The Obama's post-White House life
Unlike some first ladies before her, Michelle Obama has done anything but back away from the spotlight since leaving the White House. The 55-year-old former attorney has recently appeared on talk shows and awards ceremonies, and her bestselling autobiography Becoming has sold more than 10 million copies since 2018.
"She's a rock star at this point," Lissa Muscatine, a former speechwriter for Hillary Clinton, told The Guardian. "She's now a political celebrity."
In April, the Obamas unveiled a handful of documentary and film projects that they're developing with their production company Higher Ground Productions and Netflix. Some of those projects include a feature-length film about Frederick Douglas, a post-WWII drama series and a children's show about food.
"We created Higher Ground to harness the power of storytelling. That's why we couldn't be more excited about these projects," Mr. Obama said in a statement. "Touching on issues of race and class, democracy and civil rights, and much more, we believe each of these productions won't just entertain, but will educate, connect, and inspire us all."
Mrs. Obama added in a statement: "We love this slate because it spans so many different interests and experiences, yet it's all woven together with stories that are relevant to our daily lives.
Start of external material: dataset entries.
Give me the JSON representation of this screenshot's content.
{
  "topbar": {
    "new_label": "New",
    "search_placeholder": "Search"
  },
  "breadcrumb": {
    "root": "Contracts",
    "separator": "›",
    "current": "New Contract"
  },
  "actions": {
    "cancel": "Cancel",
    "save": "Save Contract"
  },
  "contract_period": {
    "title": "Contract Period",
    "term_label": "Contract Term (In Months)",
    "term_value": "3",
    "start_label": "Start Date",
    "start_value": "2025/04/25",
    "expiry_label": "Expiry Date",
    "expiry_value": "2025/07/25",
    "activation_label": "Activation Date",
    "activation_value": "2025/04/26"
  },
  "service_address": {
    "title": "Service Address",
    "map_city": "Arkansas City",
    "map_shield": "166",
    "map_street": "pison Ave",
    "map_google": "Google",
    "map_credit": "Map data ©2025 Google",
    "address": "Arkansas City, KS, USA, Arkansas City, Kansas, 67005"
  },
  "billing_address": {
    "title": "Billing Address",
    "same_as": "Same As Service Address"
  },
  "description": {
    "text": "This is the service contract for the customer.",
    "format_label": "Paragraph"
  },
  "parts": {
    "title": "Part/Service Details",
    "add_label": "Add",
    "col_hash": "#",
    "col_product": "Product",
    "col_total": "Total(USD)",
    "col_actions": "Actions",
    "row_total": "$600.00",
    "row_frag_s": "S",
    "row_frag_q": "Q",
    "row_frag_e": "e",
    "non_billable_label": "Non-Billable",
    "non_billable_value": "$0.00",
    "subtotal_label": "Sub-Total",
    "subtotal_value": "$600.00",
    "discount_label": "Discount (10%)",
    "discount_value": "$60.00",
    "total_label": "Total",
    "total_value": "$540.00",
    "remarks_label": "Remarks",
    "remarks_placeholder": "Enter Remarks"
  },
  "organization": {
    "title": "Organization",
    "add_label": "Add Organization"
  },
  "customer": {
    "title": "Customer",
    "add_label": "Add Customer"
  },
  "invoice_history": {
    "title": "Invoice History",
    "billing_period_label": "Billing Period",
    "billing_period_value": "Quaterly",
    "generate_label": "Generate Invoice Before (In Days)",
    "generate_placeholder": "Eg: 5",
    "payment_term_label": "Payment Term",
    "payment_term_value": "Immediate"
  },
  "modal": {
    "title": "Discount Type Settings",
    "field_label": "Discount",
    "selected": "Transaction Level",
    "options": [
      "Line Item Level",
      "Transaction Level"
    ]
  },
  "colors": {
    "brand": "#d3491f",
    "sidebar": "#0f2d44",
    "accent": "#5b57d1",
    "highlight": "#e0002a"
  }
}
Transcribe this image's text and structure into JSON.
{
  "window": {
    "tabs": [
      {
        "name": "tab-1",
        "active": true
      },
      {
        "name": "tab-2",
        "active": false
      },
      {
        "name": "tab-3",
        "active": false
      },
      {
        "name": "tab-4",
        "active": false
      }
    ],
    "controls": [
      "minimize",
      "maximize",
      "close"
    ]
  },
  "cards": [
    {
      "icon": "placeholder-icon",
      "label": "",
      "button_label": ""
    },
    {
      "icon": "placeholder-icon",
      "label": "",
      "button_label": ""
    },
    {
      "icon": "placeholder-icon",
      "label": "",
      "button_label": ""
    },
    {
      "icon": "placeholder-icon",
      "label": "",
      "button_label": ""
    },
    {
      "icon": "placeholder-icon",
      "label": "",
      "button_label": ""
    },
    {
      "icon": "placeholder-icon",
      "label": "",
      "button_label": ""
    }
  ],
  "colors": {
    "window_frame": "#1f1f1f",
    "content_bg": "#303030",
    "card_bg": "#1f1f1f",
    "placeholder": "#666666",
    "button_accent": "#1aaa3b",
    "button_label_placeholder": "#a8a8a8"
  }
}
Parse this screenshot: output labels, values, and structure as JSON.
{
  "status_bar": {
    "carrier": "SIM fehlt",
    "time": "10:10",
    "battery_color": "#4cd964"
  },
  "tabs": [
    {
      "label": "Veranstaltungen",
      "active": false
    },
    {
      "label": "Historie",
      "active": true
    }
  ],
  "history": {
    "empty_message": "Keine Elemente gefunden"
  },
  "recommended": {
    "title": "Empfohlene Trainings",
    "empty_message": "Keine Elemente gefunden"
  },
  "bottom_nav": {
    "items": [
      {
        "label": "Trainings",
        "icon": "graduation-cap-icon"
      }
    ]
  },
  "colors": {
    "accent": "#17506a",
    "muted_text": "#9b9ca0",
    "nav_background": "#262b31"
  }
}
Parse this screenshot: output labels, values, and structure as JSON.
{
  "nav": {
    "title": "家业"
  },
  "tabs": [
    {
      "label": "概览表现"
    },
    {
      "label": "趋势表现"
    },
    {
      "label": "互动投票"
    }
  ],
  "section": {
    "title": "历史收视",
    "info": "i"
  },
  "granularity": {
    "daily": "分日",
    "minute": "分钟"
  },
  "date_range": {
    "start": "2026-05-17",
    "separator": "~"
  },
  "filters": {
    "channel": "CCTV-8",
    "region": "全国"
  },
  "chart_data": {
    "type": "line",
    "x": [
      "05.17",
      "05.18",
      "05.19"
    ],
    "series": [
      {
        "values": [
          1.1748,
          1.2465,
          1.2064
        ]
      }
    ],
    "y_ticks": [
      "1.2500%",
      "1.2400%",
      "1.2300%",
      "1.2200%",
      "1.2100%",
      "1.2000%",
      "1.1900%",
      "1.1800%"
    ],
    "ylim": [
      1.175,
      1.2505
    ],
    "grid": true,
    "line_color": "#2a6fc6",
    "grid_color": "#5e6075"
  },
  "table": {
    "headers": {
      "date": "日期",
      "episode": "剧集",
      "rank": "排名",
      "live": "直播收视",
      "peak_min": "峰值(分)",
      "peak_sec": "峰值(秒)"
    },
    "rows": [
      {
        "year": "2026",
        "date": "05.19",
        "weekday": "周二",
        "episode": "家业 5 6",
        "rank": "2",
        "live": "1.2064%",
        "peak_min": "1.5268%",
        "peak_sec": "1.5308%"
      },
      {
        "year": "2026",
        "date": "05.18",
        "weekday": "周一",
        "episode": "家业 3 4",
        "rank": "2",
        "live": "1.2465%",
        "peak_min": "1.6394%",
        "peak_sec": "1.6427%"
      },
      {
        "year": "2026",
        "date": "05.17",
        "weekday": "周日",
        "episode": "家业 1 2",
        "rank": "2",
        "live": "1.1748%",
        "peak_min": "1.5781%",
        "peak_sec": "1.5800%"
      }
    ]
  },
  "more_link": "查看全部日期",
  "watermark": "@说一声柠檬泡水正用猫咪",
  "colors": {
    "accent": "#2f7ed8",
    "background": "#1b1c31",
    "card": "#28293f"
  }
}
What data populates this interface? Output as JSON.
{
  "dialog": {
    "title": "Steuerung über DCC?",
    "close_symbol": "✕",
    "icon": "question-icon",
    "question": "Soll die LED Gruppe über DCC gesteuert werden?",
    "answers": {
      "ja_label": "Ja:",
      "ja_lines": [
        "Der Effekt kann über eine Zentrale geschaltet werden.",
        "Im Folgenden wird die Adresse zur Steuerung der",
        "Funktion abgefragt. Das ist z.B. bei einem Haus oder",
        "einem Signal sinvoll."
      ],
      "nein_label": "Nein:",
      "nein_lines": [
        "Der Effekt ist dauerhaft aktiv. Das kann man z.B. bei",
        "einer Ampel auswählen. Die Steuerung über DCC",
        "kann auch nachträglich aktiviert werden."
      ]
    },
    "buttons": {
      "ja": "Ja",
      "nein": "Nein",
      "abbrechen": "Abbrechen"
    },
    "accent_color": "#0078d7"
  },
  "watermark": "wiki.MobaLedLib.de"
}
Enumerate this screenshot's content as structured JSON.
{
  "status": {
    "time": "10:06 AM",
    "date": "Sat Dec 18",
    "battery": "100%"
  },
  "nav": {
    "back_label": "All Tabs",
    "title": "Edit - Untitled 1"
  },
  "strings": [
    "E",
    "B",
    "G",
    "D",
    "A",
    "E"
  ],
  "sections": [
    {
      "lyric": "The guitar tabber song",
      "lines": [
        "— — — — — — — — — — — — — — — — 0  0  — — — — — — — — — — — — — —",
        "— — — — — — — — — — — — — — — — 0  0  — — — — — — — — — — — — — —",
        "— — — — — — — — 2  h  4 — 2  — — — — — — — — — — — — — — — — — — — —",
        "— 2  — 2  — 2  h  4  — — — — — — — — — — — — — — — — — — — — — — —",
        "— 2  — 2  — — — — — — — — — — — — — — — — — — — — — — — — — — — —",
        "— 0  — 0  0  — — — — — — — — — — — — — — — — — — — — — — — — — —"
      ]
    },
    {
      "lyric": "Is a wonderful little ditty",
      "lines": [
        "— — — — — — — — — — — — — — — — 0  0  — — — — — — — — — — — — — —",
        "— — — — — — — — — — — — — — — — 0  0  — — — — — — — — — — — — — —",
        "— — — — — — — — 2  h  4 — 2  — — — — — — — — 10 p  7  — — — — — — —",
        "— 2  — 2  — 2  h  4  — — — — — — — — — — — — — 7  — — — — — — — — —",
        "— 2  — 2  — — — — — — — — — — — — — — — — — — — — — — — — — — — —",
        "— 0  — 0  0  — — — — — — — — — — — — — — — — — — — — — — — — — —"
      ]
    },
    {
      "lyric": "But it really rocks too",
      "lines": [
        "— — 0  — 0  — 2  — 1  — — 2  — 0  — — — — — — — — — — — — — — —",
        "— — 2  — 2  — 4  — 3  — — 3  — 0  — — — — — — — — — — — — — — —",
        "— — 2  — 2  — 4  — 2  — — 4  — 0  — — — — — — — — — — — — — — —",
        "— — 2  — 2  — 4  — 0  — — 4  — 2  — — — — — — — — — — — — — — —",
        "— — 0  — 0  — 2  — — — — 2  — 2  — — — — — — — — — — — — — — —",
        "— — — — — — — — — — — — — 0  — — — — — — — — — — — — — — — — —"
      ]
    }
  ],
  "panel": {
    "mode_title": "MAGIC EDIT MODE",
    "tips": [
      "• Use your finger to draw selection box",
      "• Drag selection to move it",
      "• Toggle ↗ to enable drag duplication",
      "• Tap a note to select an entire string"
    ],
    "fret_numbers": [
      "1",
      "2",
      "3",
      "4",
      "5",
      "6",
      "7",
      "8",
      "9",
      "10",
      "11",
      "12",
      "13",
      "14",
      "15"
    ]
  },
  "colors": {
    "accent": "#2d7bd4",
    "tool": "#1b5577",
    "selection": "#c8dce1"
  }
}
We think there's something here for everyone — moms and dads, curious kids, and anyone simply looking for an engaging, uplifting watch at the end of a busy day. We can't wait to see these projects come to life — and the conversations they'll generate."
One reason the former first lady's star seems to keep rising might be because some Americans miss the Obamas, Muscatine told The Guardian.
"People living through Trump have shown a yearning, a nostalgia for the Obamas even though it's only been a few years," she said. "They miss a husband and wife in the White House who took the jobs seriously. So when there's anything Obama, people want more of it."
Young people could even end up less anxiety-ridden, thanks to newfound confidence
- The coronavirus pandemic may have a silver lining: It shows how insanely resourceful kids really are.
- Let Grow, a non-profit promoting independence as a critical part of childhood, ran an "Independence Challenge" essay contest for kids. Here are a few of the amazing essays that came in.
- Download Let Grow's free Independence Kit with ideas for kids.
Philosophers like to present their works as if everything before it was wrong. Sometimes, they even say they have ended the need for more philosophy. So, what happens when somebody realizes they were mistaken?
Sometimes philosophers are wrong and admitting that you could be wrong is a big part of being a real philosopher. While most philosophers make minor adjustments to their arguments to correct for mistakes, others make large shifts in their thinking. Here, we have four philosophers who went back on what they said earlier in often radical ways.
We must rethink the "chemical imbalance" theory of mental health.
- A new review found that withdrawal symptoms from antidepressants and antipsychotics can last for over a year.
- Side effects from SSRIs, SNRIs, and antipsychotics last longer than benzodiazepines like Valium or Prozac.
- The global antidepressant market is expected to reach $28.6 billion this year.
Or is doubt a self-fulfilling prophecy?